Non-Judicial Foreclosure—the foreclosure process whereby the lender is granted the authority to foreclose using the Trustee method—commonly referred to as a “Trust Deed” or a “Deed of Trust”. Also called a Trustee’s Sale.

Notice of Default (NOD)—a notice sent from a financial institution to a borrower when their mortgage payment is past due and that the mortgage is in default. The notice states the date at which the foreclosure proceedings will being if the mortgage is not brought up to date.

PMI—Private Mortgage Insurance. See also Mortgage Insurance. Pre-foreclosure—the period prior to when the bank or other lender actually takes possession of the property, during which the borrower generally has missed one or more mortgage payments and the lender contacts the buyer to determine the cause of the missed payment in an effort to bring the borrower up to date.

REO Property—A property which is “Real Estate Owned” by a financial institution as a result of the foreclosure process. The property becomes part of the liabilities of the financial institution balance sheet.

Redemption—the borrower’s right to buy back the property after it has been foreclosed upon, or to bring the mortgage up to date while the property is being foreclosed upon. The borrower is required to pay all charges or collection costs and to make up all payments that are due. The time period that a borrower has to redeem the property varies from state to state.

Reinstatement—an alternative to foreclosure similar to Forbearance. In this scenario the borrower agrees to make one lump sum payment in the future to bring the mortgage up to date, instead of a payment plan.

Repayment plan
—an alternative to foreclosure. If the borrower cannot meet the requirements of Reinstatement or Forbearance, the lender mayn allow the borrow to catch up on what is owed by increasing the monthly payments until the missed payments are brought current.

Seller’s Market
—when the number of homes on the market is less than a six-month supply, which causes prices to rise. Often in a seller’s market, the shortage of homes causes multiple offers when a new listing comes on the market.

Short Sale—an alternative to foreclosure where a property is sold for less than the amount owed on the mortgage and the lender agrees to accept that amount as satisfaction of the mortgage still owed. This cannot be set up ahead of time normally, since the home must be under contract and the lender must accept the discounted payoff amount. Normally the seller must have a bonafied hardship for the lender to accept the discounted payoff amount. It often takes a long time to complete a short sale.

Sub-prime loan—a loan given to someone whose FICO score is 659 or less. This type of loan is further divided between B-paper (FICO score 620-659, 2 late mortgage payments and 2 or 3 late installment loan payments in the last 12 months) and C-paper (FICO score 580-619, 3-4 late mortgage payments, 4-6 late installment loan payments).

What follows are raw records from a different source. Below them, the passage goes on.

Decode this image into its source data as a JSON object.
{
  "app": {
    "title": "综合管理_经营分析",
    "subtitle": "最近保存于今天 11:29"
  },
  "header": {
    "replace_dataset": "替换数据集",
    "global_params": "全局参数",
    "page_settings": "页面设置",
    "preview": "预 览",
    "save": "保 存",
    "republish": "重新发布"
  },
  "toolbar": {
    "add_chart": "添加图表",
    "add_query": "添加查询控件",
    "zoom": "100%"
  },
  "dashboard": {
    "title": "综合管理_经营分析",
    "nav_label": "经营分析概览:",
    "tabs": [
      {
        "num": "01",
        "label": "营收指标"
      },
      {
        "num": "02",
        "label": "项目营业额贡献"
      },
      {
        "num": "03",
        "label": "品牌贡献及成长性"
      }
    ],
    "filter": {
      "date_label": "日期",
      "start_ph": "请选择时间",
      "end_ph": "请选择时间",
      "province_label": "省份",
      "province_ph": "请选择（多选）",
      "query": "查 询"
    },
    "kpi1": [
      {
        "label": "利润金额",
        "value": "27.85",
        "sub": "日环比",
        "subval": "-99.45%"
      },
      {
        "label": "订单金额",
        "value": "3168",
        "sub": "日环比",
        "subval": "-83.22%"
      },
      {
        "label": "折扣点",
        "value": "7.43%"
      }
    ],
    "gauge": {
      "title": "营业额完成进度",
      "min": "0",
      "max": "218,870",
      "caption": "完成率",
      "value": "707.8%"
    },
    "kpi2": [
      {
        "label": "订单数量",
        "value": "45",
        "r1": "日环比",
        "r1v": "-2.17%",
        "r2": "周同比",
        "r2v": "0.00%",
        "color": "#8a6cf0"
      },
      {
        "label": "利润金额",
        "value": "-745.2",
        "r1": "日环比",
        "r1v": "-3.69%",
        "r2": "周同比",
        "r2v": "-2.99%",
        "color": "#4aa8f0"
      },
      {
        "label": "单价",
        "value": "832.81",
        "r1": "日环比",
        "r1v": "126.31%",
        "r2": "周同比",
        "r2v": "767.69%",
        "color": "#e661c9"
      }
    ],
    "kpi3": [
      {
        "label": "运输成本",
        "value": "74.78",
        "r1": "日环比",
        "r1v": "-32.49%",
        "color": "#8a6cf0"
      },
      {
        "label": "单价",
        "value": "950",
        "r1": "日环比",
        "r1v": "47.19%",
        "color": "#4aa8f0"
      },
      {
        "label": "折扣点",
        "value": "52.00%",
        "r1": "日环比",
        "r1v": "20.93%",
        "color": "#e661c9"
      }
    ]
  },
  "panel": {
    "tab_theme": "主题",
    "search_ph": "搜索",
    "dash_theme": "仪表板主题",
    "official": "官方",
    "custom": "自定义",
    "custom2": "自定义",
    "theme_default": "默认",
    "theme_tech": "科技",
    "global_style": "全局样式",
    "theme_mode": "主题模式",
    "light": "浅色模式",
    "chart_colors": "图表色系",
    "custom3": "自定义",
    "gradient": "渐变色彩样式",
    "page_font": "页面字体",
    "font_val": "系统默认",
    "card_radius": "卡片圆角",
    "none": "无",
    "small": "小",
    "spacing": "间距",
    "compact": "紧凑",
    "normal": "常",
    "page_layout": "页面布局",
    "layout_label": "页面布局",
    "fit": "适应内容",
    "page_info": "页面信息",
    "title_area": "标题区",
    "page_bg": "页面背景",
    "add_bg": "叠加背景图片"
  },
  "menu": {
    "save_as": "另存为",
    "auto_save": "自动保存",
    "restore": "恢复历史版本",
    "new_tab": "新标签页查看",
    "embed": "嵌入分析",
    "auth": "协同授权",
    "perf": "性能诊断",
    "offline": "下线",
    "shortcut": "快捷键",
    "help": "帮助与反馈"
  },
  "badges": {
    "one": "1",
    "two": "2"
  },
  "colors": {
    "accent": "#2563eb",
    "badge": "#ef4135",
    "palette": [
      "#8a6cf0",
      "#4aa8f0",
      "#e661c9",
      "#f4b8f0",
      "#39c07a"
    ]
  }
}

Trustee’s Sale—see Non-Judicial Foreclosure. Upside-down Properties—properties where the mortgage is greater than the value of the property.